The Watts Star Theater – many years in the making– with blood, sweat and tears from tireless advocates like Barbara Stanton, will break ground before the end of the year on a state-of-the-art 4-screen movie theater and education center. This facility will bring quality entertainment, educational enrichment, and job training to Watts, for the first time in decades.
Children’s Institute, AltaMed and Watts Healthcare Corporation have all committed to making significant investments in healthcare facilities in this community.
As you can see, we have been very busy in Watts.
My office recently launched the Watts Community Studio under the guidance of my Planning Director, Alison Becker. This 12-week summer research and community engagement project, is designed to help us understand what you worry about most and what you hope for in the future. I want make sure that we in the City are focused on what’s important to Watts.
Please be sure to visit the Community Studio booth at the street fair this afternoon or talk to a survey team member when you see them in the neighborhood and add your voice to the mix.
A special shout out to the students at Inspire Academy and Yo Watts, who will be participating on the survey team.
Less than a month ago, I hired John Jones III, as my Watts Deputy. The reason I chose John for this position is because he is an example of everything that is right with this community. A native of the Watts/Willowbrook area, John founded the East Side Riders Bicycle Club, with whom I rode in today. He has been instrumental in organizing community members to work toward the greater good in their neighborhood — like preparing sack lunches and riding around to hand them out to the homeless — and he does it as a volunteer. John is acutely aware of what Watts needs and will help us achieve our goals for Watts. I want the members of this community to know that John Jones III is my handpicked representative. When you talk to John, you are talking to me.
It is my goal, while I am in office, to lead a district that is number one in job growth in the City of Los Angeles. To my Council colleagues who are here – and beg to differ with me or challenge me for this title – I say respectfully, GAME ON.
These towers serve to remind me of my fellow Italian-American’s incredible commitment to this community – a commitment I will emulate not as an artist, but as your representative in the City of Los Angeles. I will strive everyday to do these things, but I cannot do it alone. You, the residents of Watts, as well as everyone else here today, must pitch in and do your part, and together we can build a legacy that will be talked about long after we are gone.
As Vince Lombardi, another great Italian American, once said:

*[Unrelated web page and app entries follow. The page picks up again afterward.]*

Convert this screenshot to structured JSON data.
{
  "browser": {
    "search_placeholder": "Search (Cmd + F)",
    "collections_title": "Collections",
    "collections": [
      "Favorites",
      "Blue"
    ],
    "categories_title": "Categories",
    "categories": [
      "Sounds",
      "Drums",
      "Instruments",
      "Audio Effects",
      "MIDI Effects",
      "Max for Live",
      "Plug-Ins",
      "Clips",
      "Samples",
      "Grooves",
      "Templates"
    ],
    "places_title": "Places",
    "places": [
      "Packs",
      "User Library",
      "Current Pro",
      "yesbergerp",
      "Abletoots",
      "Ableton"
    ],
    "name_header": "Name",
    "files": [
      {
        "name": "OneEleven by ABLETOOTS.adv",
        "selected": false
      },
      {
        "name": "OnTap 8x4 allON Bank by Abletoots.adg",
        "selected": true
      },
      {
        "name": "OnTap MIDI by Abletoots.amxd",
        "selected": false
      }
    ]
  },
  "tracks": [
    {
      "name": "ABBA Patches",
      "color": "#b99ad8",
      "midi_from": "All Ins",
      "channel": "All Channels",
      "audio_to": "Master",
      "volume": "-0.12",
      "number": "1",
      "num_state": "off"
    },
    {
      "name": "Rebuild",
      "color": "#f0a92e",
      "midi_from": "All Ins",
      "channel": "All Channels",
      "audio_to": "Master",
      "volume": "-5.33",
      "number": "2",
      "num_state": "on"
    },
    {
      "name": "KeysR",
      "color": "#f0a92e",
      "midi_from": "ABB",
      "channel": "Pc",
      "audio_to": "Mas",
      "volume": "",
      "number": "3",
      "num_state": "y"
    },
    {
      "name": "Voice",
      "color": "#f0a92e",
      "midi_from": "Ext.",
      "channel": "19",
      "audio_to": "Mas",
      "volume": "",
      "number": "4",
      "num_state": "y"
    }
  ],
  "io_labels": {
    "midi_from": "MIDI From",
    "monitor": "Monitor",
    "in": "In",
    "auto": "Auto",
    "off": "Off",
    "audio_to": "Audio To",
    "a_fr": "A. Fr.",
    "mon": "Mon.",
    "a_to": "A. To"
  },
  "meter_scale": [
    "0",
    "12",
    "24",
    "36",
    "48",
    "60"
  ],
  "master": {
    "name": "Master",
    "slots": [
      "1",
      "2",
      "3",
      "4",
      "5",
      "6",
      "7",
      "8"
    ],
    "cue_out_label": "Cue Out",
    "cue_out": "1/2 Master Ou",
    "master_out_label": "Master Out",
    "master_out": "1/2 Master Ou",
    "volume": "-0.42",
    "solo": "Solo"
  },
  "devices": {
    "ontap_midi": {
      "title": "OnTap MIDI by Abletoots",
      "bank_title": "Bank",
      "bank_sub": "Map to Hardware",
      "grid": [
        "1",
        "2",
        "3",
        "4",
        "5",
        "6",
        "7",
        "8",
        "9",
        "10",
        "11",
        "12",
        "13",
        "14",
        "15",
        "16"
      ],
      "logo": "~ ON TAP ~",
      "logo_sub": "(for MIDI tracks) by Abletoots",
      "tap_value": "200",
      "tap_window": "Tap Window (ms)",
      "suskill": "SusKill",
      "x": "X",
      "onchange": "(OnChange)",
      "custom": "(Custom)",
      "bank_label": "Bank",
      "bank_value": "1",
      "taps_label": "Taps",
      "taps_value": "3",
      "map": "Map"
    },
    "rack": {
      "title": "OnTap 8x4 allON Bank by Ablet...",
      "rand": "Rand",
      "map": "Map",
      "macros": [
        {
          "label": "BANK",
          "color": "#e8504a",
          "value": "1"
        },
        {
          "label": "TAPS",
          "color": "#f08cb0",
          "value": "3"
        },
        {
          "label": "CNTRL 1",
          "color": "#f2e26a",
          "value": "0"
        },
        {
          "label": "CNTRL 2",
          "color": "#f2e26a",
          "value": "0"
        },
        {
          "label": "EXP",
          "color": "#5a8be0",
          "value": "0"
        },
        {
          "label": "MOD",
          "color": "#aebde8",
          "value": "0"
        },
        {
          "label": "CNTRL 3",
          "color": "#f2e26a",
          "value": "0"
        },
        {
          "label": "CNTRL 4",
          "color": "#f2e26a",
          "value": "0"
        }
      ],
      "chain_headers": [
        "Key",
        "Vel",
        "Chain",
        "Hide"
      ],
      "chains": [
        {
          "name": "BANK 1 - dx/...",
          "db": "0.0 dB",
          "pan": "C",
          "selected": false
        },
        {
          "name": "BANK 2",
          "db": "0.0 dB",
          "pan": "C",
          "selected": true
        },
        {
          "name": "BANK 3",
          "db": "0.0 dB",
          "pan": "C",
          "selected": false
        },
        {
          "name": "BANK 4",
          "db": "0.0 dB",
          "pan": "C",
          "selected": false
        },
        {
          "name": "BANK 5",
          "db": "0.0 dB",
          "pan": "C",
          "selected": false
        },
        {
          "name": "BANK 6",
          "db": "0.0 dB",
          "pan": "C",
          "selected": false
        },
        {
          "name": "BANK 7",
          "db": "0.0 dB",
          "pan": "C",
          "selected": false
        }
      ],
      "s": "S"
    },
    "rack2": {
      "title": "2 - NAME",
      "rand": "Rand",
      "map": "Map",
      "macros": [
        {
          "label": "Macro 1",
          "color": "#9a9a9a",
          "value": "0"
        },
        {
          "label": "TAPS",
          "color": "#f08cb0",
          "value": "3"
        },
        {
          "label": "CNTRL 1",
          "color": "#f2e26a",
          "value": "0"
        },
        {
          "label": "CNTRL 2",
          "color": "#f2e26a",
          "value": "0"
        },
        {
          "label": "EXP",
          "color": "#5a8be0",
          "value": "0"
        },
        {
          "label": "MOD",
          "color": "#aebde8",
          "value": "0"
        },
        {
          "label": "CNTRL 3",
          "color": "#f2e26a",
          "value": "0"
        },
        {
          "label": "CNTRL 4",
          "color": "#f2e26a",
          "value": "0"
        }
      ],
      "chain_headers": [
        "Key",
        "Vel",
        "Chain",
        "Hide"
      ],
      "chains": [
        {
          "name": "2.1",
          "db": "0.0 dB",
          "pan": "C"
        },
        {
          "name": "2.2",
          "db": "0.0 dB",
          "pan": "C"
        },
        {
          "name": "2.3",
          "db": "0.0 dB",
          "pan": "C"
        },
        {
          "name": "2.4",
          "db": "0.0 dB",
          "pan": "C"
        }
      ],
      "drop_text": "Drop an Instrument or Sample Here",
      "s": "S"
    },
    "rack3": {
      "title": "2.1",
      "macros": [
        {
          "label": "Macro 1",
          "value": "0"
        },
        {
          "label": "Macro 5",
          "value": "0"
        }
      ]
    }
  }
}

“Individual commitment to a group effort -
that is what makes a team work,
a company work,
a society work,
a civilization work.”
That is what I need from each and every one of you here today.
Thank you again for joining with me today in celebration of the 15th Council District, and of the people and the community of Watts. May God bless all of you, may God bless Watts, and may God Bless the City of Los Angeles.